Walk Across the Lawn Lawn Lawn Lawn Lawn
One of the trends that I like the least about modern fans is the insistence on only having the best seats. Sure, everyone would love to be the in the front row, but locations that would have been just fine 20 years ago now inspire fans to just stay home. Nowhere is that more obvious than with summer tour venues. Even with a discount, lawn tickets have become hated to the point where it seems like many would rather stay home than use one of those.
Sure, there are some venues where the lawn is awful due to its slope, its sound, its lack of views, or the sheer enormity of it. If we’re talking Merriweather Post Pavilion or SPAC, or Alpine Valley, I can understand the hatred of the lawn in those venues. Having said that though, there are definite advantages to the cheap seats.
The lawn is always general admission. There is always a social aspect of tour and the ability to hang with your friends easily is a good thing. Sure it’s always possible to move to different seats if you end up around some people who are talking or otherwise interfering with your enjoyment of the show, but in a general admission setting, you can start out with a group and know that the people around you will be enjoying the show in the same way that you are. I’ve moved back to the lawn more than once over the years just because it was better to be there with my friends than be closer but more annoyed.
Due to the fact that everyone wants to be up front, the other problem some days with that area is that it becomes overcrowded. Sure there are ushers who are supposed to keep people in the general area of their seats, but the social dynamic of jamband shows is more towards a general admission philosophy. Few will ask for extra people to be removed because at the next show, they might be the one who will be stubbed down. The free for all leads to the popular seats sometimes being two to three deep in people. While that can be fun for a while, frequently it’s just easier to move further back to where it’s calmer and there’s more room.

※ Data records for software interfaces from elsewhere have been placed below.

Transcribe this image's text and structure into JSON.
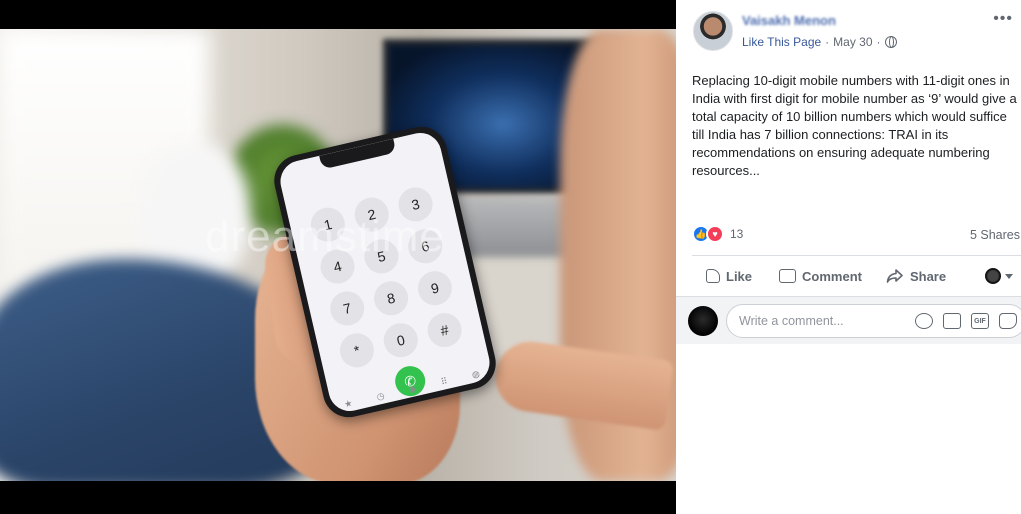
{
  "post": {
    "poster_name": "Vaisakh Menon",
    "like_page_label": "Like This Page",
    "separator": "·",
    "date": "May 30",
    "text": "Replacing 10-digit mobile numbers with 11-digit ones in India with first digit for mobile number as ‘9’ would give a total capacity of 10 billion numbers which would suffice till India has 7 billion connections: TRAI in its recommendations on ensuring adequate numbering resources...",
    "more_icon": "•••"
  },
  "photo": {
    "watermark": "dreamstime",
    "keypad": [
      "1",
      "2",
      "3",
      "4",
      "5",
      "6",
      "7",
      "8",
      "9",
      "*",
      "0",
      "#"
    ],
    "call_icon": "✆",
    "tabbar": [
      "★",
      "◷",
      "◉",
      "⠿",
      "◍"
    ]
  },
  "engagement": {
    "reaction_count": "13",
    "shares": "5 Shares",
    "like_react_icon": "👍",
    "love_react_icon": "♥"
  },
  "actions": {
    "like": "Like",
    "comment": "Comment",
    "share": "Share"
  },
  "comment": {
    "placeholder": "Write a comment...",
    "gif_label": "GIF"
  },
  "colors": {
    "link_blue": "#385898",
    "like_blue": "#1877f2",
    "love_red": "#f33e58",
    "muted_text": "#606770"
  }
}
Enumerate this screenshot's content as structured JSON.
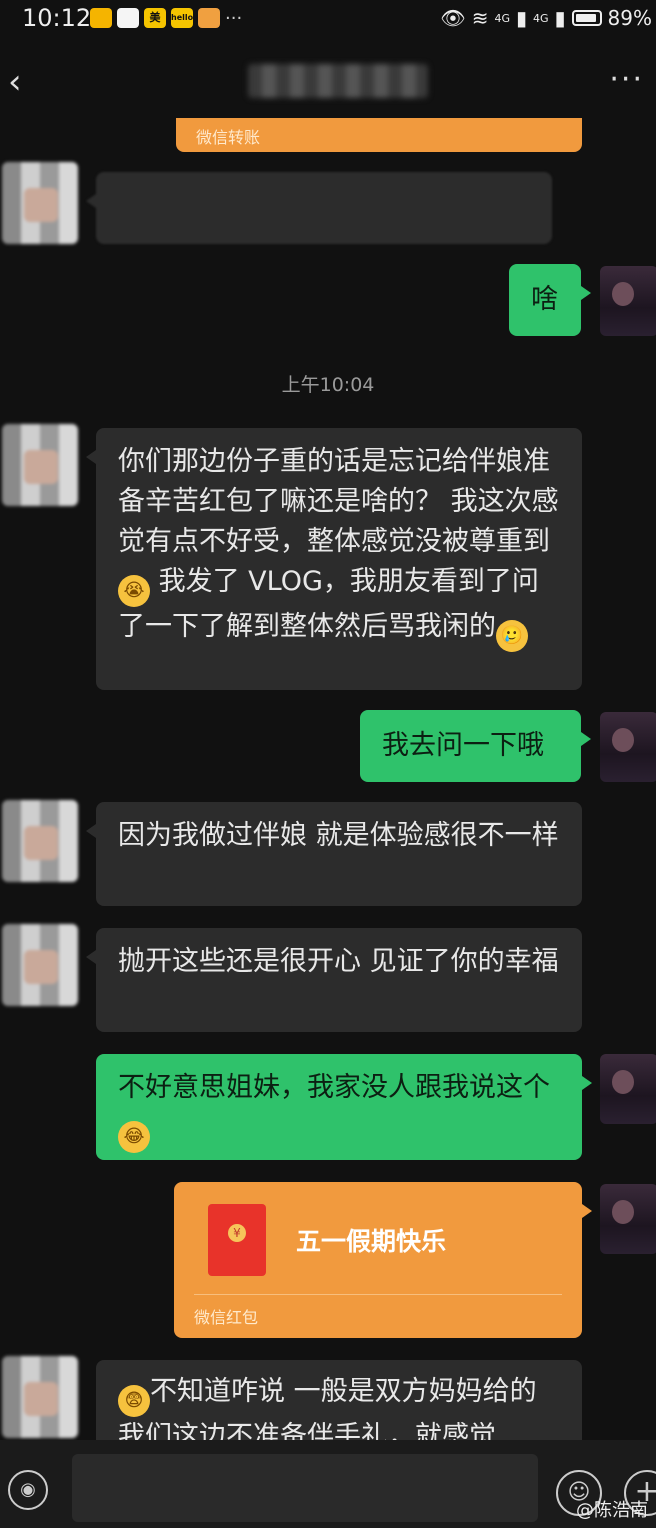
{
  "status_bar": {
    "time": "10:12",
    "apps": [
      "美",
      "hello",
      ""
    ],
    "signal_1": "4G",
    "signal_2": "4G",
    "battery": "89%",
    "battery_level": 0.89
  },
  "nav": {
    "back_icon": "chevron-left-icon",
    "more_icon": "more-dots-icon"
  },
  "transfer_label": "微信转账",
  "timestamp": "上午10:04",
  "messages": [
    {
      "side": "left",
      "text": ""
    },
    {
      "side": "right",
      "text": "啥"
    },
    {
      "side": "left",
      "text": "你们那边份子重的话是忘记给伴娘准备辛苦红包了嘛还是啥的？ 我这次感觉有点不好受，整体感觉没被尊重到",
      "text_after": " 我发了 VLOG，我朋友看到了问了一下了解到整体然后骂我闲的"
    },
    {
      "side": "right",
      "text": "我去问一下哦"
    },
    {
      "side": "left",
      "text": "因为我做过伴娘 就是体验感很不一样"
    },
    {
      "side": "left",
      "text": "抛开这些还是很开心 见证了你的幸福"
    },
    {
      "side": "right",
      "text": "不好意思姐妹，我家没人跟我说这个"
    },
    {
      "side": "left",
      "text": "不知道咋说 一般是双方妈妈给的 我们这边不准备伴手礼，就感觉"
    }
  ],
  "red_packet": {
    "title": "五一假期快乐",
    "label": "微信红包"
  },
  "watermark": "@陈浩南",
  "colors": {
    "bg": "#111111",
    "bubble_left": "#2c2c2c",
    "bubble_right": "#2fc26b",
    "orange": "#f19a3e"
  }
}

In my most extreme example, at a Dead show at R.F.K. in 1993, it got so crowded on the floor that we moved further and further back until we ended up in the upper deck straight back from the stage. We were so far away that when Bobby screamed during “Estimated Prophet,” we could see him do so on the video board a full second before the sound of the, “HA!” got to our ears. It was a weird effect, one that you wouldn’t think would be a popular place to see a show, but as soon as we arrived, we saw someone we had been hanging with on the tour, an old school Deadhead from the 70s. He looked at us and said, “You guys are learning!”
Yes, one should always try for the best seats possible and I know that no one would ever trade a lower pavilion for a lawn straight up, but some of my best times in my life have been spent on the lawn, surrounded by friends and seeing great music. Don’t get so distracted by the need for amazing seats that you can’t appreciate seeing a great band from further back. It may not be the same experience as being in the front row, but sometimes it can be better. Some of the best times of my life have been spent on the lawns of sheds all across the country. All I am saying, is give cheap seats a chance.
David Steinberg got his Masters Degree in mathematics from New Mexico State University in 1994. He first discovered the power of live music at the Capital Centre in 1988 and never has been the same. His Phish stats website is at http://www.ihoz.com/PhishStats.html and he’s on the board of directors for The Mockingbird Foundation. He occasionally posts at the Phish.net blog and has a daily update on the Phish Stats Facebook page